The social significance of one of the world’s great horse races as run by the Racing Club of Victoria on the first Tuesday in November is manifest, but tying this intangibility back to something tangible, which is what Australian heritage registers demand, gives us the following: “Flemington Racecourse has aesthetic significance as one of the finest racecourses in the world, set in an expansive landscape with views towards the City of Melbourne.” The 1924 Members’ Stand “is significant as an unusual and largely intact example of a 1920s Inter-War Stripped Classical style grandstand.” Tying significance to the fabric is much less convincing than the significance of the story.
So what are we to make of the Racing Club of Victoria’s proposal to knock down the 1920s grandstand? It is not an architectural gem; there are bits and pieces of interest inside – in much the same way as there was with the old members Stand at the MCG. The stand is the largest part of the place with any significance tied to its physical form – i.e. architectural, aesthetic, even historical. However it can hardly be said that the significance of Flemington is intrinsically or inextricably tied to this building. We can therefore expect the Members’ Stand at Flemington to be demolished.

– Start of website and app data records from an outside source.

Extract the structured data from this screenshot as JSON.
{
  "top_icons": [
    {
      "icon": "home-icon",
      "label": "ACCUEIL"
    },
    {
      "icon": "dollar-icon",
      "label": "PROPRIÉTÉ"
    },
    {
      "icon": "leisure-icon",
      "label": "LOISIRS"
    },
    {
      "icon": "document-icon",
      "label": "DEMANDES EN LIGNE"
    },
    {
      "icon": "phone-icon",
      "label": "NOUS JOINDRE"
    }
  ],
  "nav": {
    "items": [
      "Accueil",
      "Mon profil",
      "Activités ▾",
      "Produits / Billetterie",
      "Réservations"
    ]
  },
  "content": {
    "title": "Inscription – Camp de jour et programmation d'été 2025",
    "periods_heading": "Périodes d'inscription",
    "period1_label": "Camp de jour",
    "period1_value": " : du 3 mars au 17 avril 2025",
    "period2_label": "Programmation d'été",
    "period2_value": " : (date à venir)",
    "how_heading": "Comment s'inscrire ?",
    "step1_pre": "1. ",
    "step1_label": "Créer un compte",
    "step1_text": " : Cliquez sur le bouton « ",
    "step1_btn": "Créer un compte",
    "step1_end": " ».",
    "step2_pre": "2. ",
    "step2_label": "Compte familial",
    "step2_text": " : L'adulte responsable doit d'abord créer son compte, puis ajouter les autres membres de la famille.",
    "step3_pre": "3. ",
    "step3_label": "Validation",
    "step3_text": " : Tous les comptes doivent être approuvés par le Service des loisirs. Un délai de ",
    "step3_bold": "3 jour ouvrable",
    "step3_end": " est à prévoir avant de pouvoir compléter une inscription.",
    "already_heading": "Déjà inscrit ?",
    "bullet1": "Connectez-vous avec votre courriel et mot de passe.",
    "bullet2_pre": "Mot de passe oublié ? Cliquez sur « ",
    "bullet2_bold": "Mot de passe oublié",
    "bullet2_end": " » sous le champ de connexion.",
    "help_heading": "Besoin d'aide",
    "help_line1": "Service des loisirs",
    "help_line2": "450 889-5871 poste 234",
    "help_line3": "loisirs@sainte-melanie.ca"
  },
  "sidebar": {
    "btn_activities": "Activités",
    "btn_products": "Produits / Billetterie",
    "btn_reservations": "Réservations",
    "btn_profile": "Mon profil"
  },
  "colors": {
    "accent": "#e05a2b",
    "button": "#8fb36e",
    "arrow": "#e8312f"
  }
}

The 1920s mosaic over the large doors was a gift form the the Country Racing Clubs in Victoria to the Victorian Racing Club and commemorates the service of the VRC to horse-racing since the 1840s. This should be recycled into the proposed new building – it tells a story eloquently about the long history of the VRC, and as a public artwork with association with Flemington it should be treated with respect.